Data about app and page elements:
* * * *
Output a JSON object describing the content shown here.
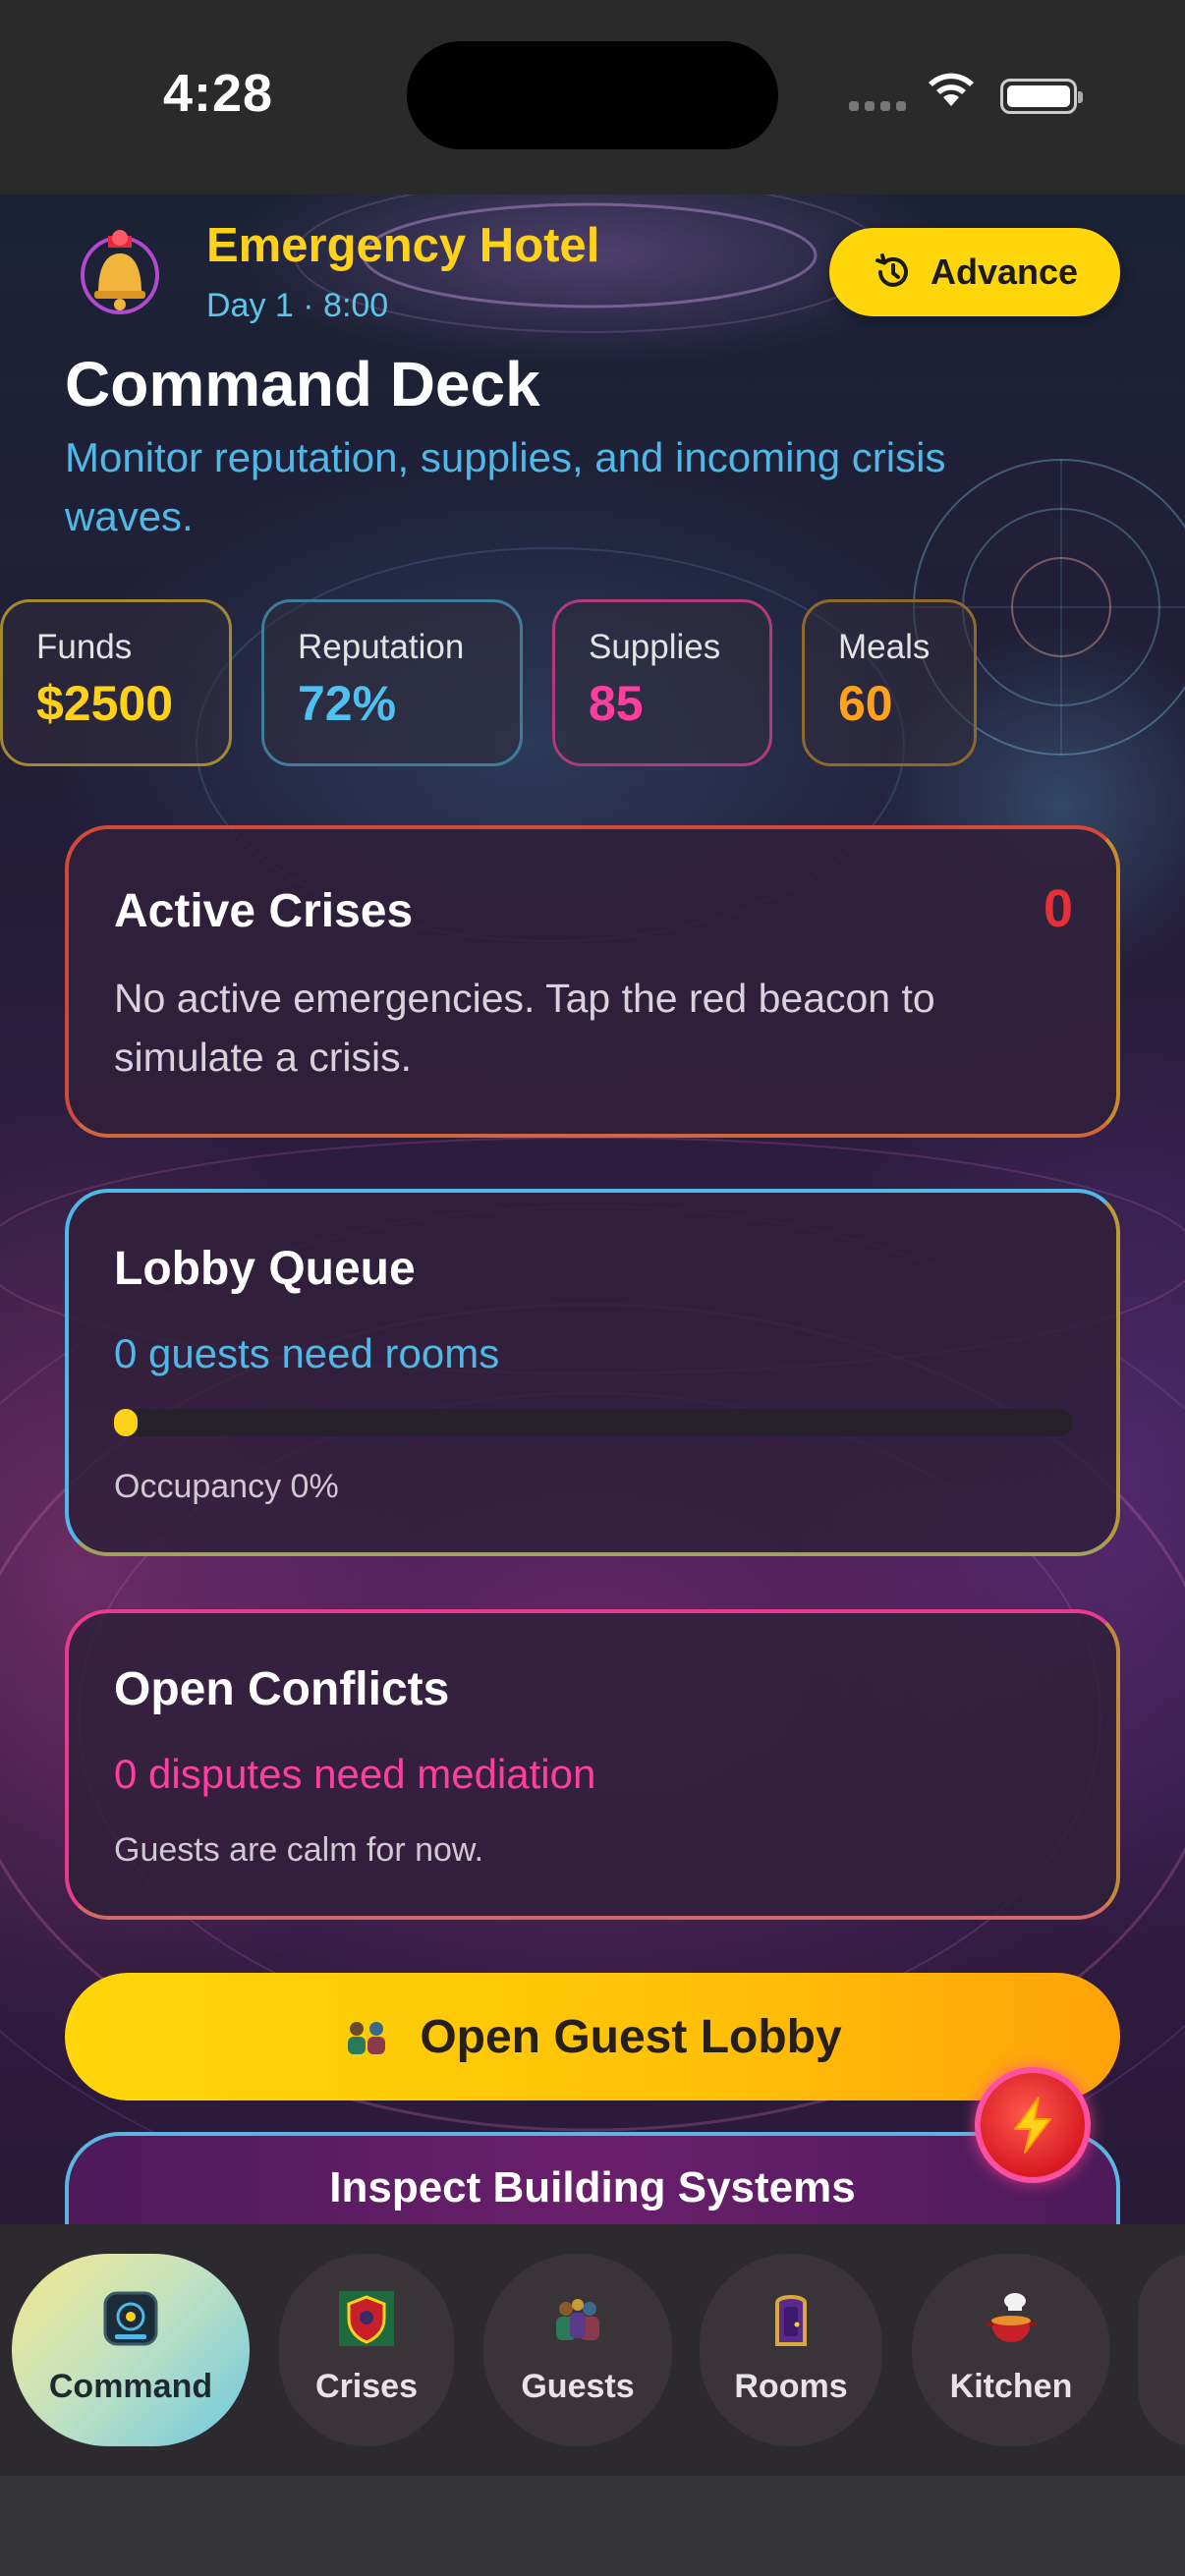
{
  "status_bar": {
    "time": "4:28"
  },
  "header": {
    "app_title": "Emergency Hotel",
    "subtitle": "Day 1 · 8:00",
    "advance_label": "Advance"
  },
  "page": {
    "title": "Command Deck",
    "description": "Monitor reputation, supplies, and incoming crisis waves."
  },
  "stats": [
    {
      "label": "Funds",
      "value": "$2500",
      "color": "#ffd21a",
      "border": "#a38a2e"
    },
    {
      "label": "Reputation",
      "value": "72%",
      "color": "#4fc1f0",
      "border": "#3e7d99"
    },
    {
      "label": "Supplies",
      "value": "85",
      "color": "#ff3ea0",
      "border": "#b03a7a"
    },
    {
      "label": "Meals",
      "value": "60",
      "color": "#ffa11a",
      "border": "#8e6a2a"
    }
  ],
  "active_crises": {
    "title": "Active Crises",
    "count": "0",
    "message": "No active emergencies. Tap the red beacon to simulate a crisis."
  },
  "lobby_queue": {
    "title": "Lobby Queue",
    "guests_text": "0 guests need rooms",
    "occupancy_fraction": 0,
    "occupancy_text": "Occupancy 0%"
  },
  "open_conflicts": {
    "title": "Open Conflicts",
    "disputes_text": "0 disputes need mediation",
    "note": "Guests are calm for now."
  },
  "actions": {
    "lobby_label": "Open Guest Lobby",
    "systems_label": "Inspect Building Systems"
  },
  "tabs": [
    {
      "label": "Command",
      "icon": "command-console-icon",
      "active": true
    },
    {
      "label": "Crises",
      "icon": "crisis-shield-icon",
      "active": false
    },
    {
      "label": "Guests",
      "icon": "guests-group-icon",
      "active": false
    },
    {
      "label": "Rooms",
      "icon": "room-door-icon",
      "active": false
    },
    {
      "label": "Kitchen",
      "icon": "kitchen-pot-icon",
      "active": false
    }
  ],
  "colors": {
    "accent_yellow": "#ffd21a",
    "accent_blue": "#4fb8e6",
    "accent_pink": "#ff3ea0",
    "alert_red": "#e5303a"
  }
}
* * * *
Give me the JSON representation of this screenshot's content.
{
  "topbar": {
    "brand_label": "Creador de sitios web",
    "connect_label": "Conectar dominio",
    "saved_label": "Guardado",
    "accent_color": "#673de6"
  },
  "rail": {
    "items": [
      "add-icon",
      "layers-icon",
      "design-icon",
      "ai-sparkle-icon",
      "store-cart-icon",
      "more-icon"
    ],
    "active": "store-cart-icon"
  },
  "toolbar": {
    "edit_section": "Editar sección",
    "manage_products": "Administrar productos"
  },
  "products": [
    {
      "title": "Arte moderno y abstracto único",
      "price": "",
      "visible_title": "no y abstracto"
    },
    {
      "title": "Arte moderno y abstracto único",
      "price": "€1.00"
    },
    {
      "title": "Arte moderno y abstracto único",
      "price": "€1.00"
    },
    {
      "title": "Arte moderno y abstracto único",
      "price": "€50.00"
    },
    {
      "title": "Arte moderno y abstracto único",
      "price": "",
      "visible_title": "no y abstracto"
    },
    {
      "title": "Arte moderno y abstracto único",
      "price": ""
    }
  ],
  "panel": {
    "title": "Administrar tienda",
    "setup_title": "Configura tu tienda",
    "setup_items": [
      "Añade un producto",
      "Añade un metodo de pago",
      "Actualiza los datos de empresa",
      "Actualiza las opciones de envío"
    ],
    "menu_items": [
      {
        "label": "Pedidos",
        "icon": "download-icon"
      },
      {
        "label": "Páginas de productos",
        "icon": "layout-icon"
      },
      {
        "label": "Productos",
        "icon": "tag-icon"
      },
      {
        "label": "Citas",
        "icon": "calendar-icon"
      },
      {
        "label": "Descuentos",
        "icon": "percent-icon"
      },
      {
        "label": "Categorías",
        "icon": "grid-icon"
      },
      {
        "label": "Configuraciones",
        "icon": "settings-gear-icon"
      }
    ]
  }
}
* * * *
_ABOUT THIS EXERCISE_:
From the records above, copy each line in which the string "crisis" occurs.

_TASK ANSWER_:
    "description": "Monitor reputation, supplies, and incoming crisis waves."
    "message": "No active emergencies. Tap the red beacon to simulate a crisis."
      "icon": "crisis-shield-icon",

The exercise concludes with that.